*** Data section Section Begins ***

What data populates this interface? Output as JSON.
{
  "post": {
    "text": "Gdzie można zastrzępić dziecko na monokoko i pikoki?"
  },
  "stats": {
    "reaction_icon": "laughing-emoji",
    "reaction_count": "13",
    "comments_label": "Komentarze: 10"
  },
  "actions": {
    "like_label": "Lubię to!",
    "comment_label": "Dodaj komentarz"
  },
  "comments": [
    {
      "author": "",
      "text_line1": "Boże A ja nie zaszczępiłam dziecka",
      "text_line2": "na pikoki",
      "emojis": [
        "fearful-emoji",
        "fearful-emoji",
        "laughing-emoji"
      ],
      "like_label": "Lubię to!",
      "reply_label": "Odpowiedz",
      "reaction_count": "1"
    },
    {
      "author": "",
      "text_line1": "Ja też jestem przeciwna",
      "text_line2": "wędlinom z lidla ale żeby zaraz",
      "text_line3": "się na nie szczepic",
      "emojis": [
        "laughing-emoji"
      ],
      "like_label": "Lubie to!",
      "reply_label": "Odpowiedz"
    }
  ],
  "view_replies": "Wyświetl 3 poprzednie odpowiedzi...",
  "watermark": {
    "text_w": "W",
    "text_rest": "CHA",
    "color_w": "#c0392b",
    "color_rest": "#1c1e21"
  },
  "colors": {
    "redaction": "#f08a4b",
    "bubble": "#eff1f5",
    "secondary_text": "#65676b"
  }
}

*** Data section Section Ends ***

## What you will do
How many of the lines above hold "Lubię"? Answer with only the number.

## Answer area
2